DATA IN THIS EXERCISE:
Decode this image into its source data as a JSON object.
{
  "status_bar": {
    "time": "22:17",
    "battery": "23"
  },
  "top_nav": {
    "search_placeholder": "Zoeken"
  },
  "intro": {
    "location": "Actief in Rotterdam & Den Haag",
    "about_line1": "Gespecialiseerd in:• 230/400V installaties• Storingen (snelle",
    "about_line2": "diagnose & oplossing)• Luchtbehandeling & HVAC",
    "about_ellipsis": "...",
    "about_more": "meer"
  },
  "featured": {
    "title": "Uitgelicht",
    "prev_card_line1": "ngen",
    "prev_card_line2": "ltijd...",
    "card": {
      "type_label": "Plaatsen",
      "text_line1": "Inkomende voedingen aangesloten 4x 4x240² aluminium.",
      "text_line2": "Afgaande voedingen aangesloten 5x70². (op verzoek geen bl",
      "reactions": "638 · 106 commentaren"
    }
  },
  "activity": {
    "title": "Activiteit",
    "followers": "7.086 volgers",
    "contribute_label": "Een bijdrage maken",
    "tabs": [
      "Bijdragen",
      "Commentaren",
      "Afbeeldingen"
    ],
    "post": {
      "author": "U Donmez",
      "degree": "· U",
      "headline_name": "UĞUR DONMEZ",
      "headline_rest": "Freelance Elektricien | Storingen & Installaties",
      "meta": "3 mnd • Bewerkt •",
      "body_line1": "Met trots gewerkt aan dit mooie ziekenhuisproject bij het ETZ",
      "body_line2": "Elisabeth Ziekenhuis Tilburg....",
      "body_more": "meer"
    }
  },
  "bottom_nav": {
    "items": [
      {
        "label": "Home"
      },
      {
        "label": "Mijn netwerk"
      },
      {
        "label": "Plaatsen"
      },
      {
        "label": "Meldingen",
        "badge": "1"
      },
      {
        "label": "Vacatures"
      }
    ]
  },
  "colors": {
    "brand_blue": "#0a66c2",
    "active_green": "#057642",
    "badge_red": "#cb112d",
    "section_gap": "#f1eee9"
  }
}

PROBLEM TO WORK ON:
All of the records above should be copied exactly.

TASK RESULT:
Decode this image into its source data as a JSON object.
{
  "status_bar": {
    "time": "22:17",
    "battery": "23"
  },
  "top_nav": {
    "search_placeholder": "Zoeken"
  },
  "intro": {
    "location": "Actief in Rotterdam & Den Haag",
    "about_line1": "Gespecialiseerd in:• 230/400V installaties• Storingen (snelle",
    "about_line2": "diagnose & oplossing)• Luchtbehandeling & HVAC",
    "about_ellipsis": "...",
    "about_more": "meer"
  },
  "featured": {
    "title": "Uitgelicht",
    "prev_card_line1": "ngen",
    "prev_card_line2": "ltijd...",
    "card": {
      "type_label": "Plaatsen",
      "text_line1": "Inkomende voedingen aangesloten 4x 4x240² aluminium.",
      "text_line2": "Afgaande voedingen aangesloten 5x70². (op verzoek geen bl",
      "reactions": "638 · 106 commentaren"
    }
  },
  "activity": {
    "title": "Activiteit",
    "followers": "7.086 volgers",
    "contribute_label": "Een bijdrage maken",
    "tabs": [
      "Bijdragen",
      "Commentaren",
      "Afbeeldingen"
    ],
    "post": {
      "author": "U Donmez",
      "degree": "· U",
      "headline_name": "UĞUR DONMEZ",
      "headline_rest": "Freelance Elektricien | Storingen & Installaties",
      "meta": "3 mnd • Bewerkt •",
      "body_line1": "Met trots gewerkt aan dit mooie ziekenhuisproject bij het ETZ",
      "body_line2": "Elisabeth Ziekenhuis Tilburg....",
      "body_more": "meer"
    }
  },
  "bottom_nav": {
    "items": [
      {
        "label": "Home"
      },
      {
        "label": "Mijn netwerk"
      },
      {
        "label": "Plaatsen"
      },
      {
        "label": "Meldingen",
        "badge": "1"
      },
      {
        "label": "Vacatures"
      }
    ]
  },
  "colors": {
    "brand_blue": "#0a66c2",
    "active_green": "#057642",
    "badge_red": "#cb112d",
    "section_gap": "#f1eee9"
  }
}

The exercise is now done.